As for the immediate impact or benefit to the rest of the world, "We never know ... perhaps our children and grandchildren may find some practical use for our understanding of the electromagnetic properties of kaons," says Baker. "Meanwhile, we'll continue doing what we do best – pursuing knowledge."
Jefferson Lab is managed and operated for the U.S. Department of Energy by the Southeastern Universities Research Association, Inc., a consortium of 41 universities in the southeast.
Color photos are available. For more information contact Deborah Hyman at (757) 269-5102 or Linda Ware at (757) 269-7689.
Quarks, gluons and a third group of particles, called leptons (the electron is an example of a lepton), are generally believed to be the building blocks of matter. While electrons surround nuclei in atoms, quarks are found inside protons and neutrons which are located inside the nucleus of atoms.
Scientists thus far, have detected six different quarks: up, down, strange, charm, top and bottom. A kaon is a particle made up of an anti-strange (antiparticle of the strange quark) and an up quark pair. — Paul Gueye, HU Post Doctoral Fellow
Jefferson Lab's accelerator provides a "microscope" for studying -- with unprecedented power -- the quarks and gluons that make up the nucleus of every atom.
A billion times per second, Jefferson Lab's accelerator focuses a million electrons into a beam the width of a human hair. It accelerates these beams nearly to the speed of light, raising each electron's energy to 4 billion volts. When an electron collides with a nucleus, detectors record the position, direction, energy and momentum of the scattered electron and the pattern of particles produced by the collision. Many important measurements require both high energy and a continuous beam, and thus can only be done at Jefferson Lab.
Hampton University, Hampton, VA
Argonne National Laboratory, Argonne, IL
Thomas Jefferson National Accelerator Facility, Newport News, VA
Florida International University
University of Maryland
North Carolina A&T
Rensselaer Polytechnic Institute, Troy, NY
Rutgers University, New Brunswick, NJ
Temple University, Philadelphia, PA
Yerevan Physics Institute, Yerevan, Armenia
College of William & Mary, Williamsburg, VA
INFN, Roma, Italy
Bucharest University, Romania
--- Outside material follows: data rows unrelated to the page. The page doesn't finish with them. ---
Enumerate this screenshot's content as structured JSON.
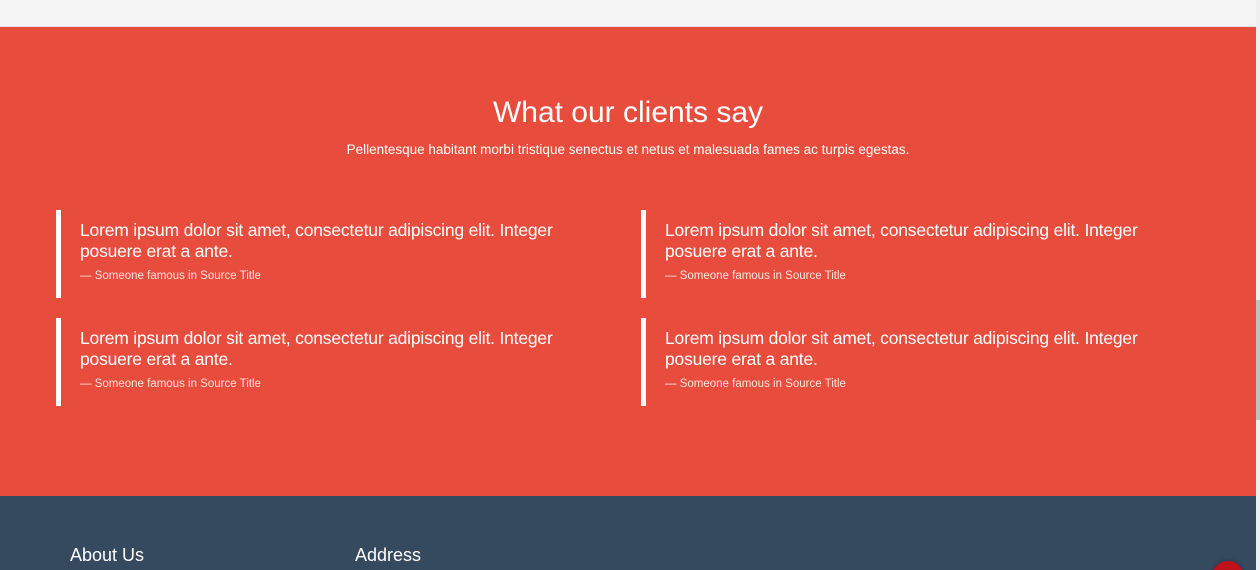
{
  "testimonials": {
    "title": "What our clients say",
    "subtitle": "Pellentesque habitant morbi tristique senectus et netus et malesuada fames ac turpis egestas.",
    "background_color": "#e84c3d",
    "quotes": [
      {
        "text": "Lorem ipsum dolor sit amet, consectetur adipiscing elit. Integer posuere erat a ante.",
        "source": "— Someone famous in Source Title"
      },
      {
        "text": "Lorem ipsum dolor sit amet, consectetur adipiscing elit. Integer posuere erat a ante.",
        "source": "— Someone famous in Source Title"
      },
      {
        "text": "Lorem ipsum dolor sit amet, consectetur adipiscing elit. Integer posuere erat a ante.",
        "source": "— Someone famous in Source Title"
      },
      {
        "text": "Lorem ipsum dolor sit amet, consectetur adipiscing elit. Integer posuere erat a ante.",
        "source": "— Someone famous in Source Title"
      }
    ]
  },
  "footer": {
    "background_color": "#354a5f",
    "about_heading": "About Us",
    "address_heading": "Address"
  },
  "scroll_top_button": {
    "icon": "chevron-up-icon",
    "color": "#c0111a"
  }
}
Tohoku University, and KEK, Japan
Kyungpook National University, South Korea
University of Houston
Oregon State University
High Energy Physics (NIKHEF-K), Amsterdam, Netherlands
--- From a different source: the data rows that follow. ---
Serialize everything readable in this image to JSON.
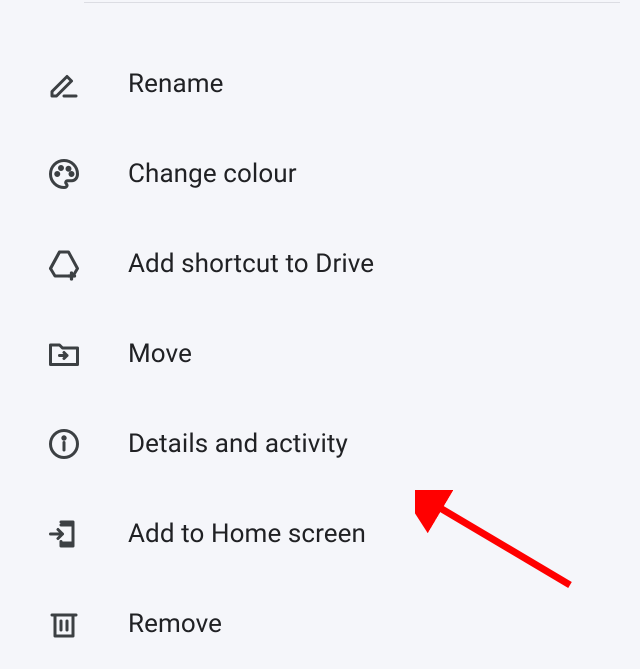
{
  "menu": {
    "items": [
      {
        "label": "Rename"
      },
      {
        "label": "Change colour"
      },
      {
        "label": "Add shortcut to Drive"
      },
      {
        "label": "Move"
      },
      {
        "label": "Details and activity"
      },
      {
        "label": "Add to Home screen"
      },
      {
        "label": "Remove"
      }
    ]
  },
  "annotation": {
    "arrow_color": "#ff0000"
  }
}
Kent State University, Kent, OH
Howard University, Washington, D.C.
University of Pennsylvania, Philadelphia, PA
Submitted: Friday, December 20, 1996 - 1:00am